- [Work to be completed]
Give the number of lines in the data that hold the string "header". Nothing else is needed.

- [Data]
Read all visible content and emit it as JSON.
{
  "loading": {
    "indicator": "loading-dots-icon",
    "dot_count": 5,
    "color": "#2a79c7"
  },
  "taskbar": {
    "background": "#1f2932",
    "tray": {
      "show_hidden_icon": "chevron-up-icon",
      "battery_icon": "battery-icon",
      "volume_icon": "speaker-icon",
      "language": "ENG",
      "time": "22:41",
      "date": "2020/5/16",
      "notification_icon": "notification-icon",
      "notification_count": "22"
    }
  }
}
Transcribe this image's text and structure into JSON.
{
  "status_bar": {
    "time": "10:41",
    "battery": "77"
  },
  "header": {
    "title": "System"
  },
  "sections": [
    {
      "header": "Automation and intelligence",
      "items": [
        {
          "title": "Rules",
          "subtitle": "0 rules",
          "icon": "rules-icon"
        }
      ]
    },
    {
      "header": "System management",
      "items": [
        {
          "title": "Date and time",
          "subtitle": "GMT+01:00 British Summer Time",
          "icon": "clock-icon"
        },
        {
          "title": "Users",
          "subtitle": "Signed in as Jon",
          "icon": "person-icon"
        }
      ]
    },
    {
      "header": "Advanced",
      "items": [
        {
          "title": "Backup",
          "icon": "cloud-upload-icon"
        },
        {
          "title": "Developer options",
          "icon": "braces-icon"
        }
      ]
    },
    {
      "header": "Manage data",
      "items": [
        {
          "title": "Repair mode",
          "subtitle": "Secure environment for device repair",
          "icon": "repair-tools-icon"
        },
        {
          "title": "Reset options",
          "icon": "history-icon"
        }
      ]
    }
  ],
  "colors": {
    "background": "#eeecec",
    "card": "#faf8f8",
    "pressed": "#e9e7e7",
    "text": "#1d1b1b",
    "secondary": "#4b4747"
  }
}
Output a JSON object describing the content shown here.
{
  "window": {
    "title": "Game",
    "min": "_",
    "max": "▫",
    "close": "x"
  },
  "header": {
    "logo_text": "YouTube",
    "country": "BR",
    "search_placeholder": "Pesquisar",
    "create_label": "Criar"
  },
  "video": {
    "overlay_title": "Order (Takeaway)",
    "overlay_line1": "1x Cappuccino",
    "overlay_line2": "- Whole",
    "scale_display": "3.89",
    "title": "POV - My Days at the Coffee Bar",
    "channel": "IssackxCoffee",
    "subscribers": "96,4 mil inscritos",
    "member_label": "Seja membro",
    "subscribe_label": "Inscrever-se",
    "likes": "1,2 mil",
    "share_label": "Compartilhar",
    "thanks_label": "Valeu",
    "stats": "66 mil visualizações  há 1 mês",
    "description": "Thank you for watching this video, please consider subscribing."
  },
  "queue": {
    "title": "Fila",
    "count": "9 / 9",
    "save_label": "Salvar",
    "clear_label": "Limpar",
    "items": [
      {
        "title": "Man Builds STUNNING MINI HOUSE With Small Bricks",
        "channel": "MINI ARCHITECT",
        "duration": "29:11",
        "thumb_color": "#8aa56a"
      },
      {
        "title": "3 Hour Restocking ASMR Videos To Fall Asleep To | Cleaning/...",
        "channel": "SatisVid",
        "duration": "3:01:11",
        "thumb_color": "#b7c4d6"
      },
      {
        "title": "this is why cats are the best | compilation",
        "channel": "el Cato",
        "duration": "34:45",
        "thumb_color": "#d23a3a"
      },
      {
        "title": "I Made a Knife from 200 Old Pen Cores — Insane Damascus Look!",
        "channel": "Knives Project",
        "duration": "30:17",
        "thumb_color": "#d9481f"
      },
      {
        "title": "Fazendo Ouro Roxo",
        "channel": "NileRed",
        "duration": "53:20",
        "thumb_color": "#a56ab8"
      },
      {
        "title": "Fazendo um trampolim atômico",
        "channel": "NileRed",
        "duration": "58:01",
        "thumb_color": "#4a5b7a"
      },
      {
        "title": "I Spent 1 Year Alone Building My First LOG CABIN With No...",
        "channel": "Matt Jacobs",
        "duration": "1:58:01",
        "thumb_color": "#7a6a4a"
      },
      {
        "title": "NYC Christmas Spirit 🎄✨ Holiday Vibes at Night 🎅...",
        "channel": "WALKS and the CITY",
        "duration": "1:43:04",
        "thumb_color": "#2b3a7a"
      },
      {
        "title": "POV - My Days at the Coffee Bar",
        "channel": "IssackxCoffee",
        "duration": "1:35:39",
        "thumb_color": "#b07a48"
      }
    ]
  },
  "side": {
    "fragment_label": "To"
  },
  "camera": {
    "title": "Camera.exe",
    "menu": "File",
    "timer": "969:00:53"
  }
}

- [Response]
6